### Required work
In these records, how many lines contain "title"? Please reply with the number only.

### Data for processing
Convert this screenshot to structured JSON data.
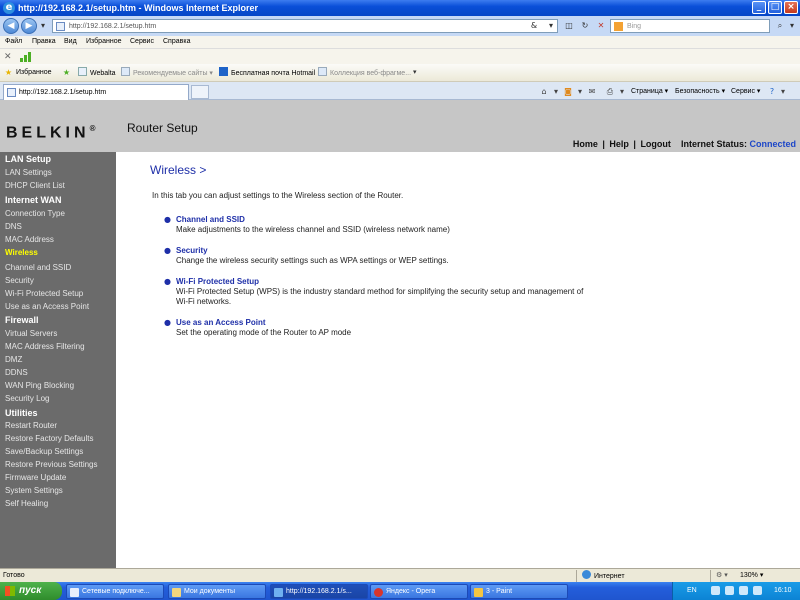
{
  "window": {
    "title": "http://192.168.2.1/setup.htm - Windows Internet Explorer",
    "controls": {
      "minimize": "_",
      "maximize": "□",
      "close": "×"
    }
  },
  "address_bar": {
    "url": "http://192.168.2.1/setup.htm",
    "search_placeholder": "Bing"
  },
  "menu": [
    "Файл",
    "Правка",
    "Вид",
    "Избранное",
    "Сервис",
    "Справка"
  ],
  "favorites_bar": {
    "favorites_label": "Избранное",
    "links": [
      {
        "label": "Webalta",
        "dim": false
      },
      {
        "label": "Рекомендуемые сайты ▾",
        "dim": true
      },
      {
        "label": "Бесплатная почта Hotmail",
        "dim": false
      },
      {
        "label": "Коллекция веб-фрагме...",
        "dim": true
      }
    ]
  },
  "tab": {
    "title": "http://192.168.2.1/setup.htm"
  },
  "command_bar": {
    "page": "Страница ▾",
    "safety": "Безопасность ▾",
    "tools": "Сервис ▾"
  },
  "header": {
    "logo": "BELKIN",
    "logo_mark": "®",
    "product": "Router Setup",
    "links": {
      "home": "Home",
      "help": "Help",
      "logout": "Logout"
    },
    "internet_status_label": "Internet Status:",
    "internet_status_value": "Connected",
    "status_color": "#1d47c8"
  },
  "sidebar": {
    "sections": [
      {
        "title": "LAN Setup",
        "items": [
          "LAN Settings",
          "DHCP Client List"
        ]
      },
      {
        "title": "Internet WAN",
        "items": [
          "Connection Type",
          "DNS",
          "MAC Address"
        ]
      },
      {
        "title": "Wireless",
        "active": true,
        "items": [
          "Channel and SSID",
          "Security",
          "Wi-Fi Protected Setup",
          "Use as an Access Point"
        ]
      },
      {
        "title": "Firewall",
        "items": [
          "Virtual Servers",
          "MAC Address Filtering",
          "DMZ",
          "DDNS",
          "WAN Ping Blocking",
          "Security Log"
        ]
      },
      {
        "title": "Utilities",
        "items": [
          "Restart Router",
          "Restore Factory Defaults",
          "Save/Backup Settings",
          "Restore Previous Settings",
          "Firmware Update",
          "System Settings",
          "Self Healing"
        ]
      }
    ]
  },
  "main": {
    "title": "Wireless >",
    "intro": "In this tab you can adjust settings to the Wireless section of the Router.",
    "bullet": "●",
    "entries": [
      {
        "heading": "Channel and SSID",
        "desc": "Make adjustments to the wireless channel and SSID (wireless network name)"
      },
      {
        "heading": "Security",
        "desc": "Change the wireless security settings such as WPA settings or WEP settings."
      },
      {
        "heading": "Wi-Fi Protected Setup",
        "desc": "Wi-Fi Protected Setup (WPS) is the industry standard method for simplifying the security setup and management of Wi-Fi networks."
      },
      {
        "heading": "Use as an Access Point",
        "desc": "Set the operating mode of the Router to AP mode"
      }
    ]
  },
  "status_bar": {
    "left": "Готово",
    "zone": "Интернет",
    "zoom": "130% ▾"
  },
  "taskbar": {
    "start": "пуск",
    "tasks": [
      {
        "label": "Сетевые подключе...",
        "active": false
      },
      {
        "label": "Мои документы",
        "active": false
      },
      {
        "label": "http://192.168.2.1/s...",
        "active": true
      },
      {
        "label": "Яндекс - Opera",
        "active": false
      },
      {
        "label": "3 - Paint",
        "active": false
      }
    ],
    "lang": "EN",
    "clock": "16:10"
  },
  "colors": {
    "sidebar_bg": "#6b6b6b",
    "active_item": "#ffff00",
    "heading_blue": "#1e2fa8",
    "header_gray": "#c6c6c6"
  }
}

### Result of this exercise
8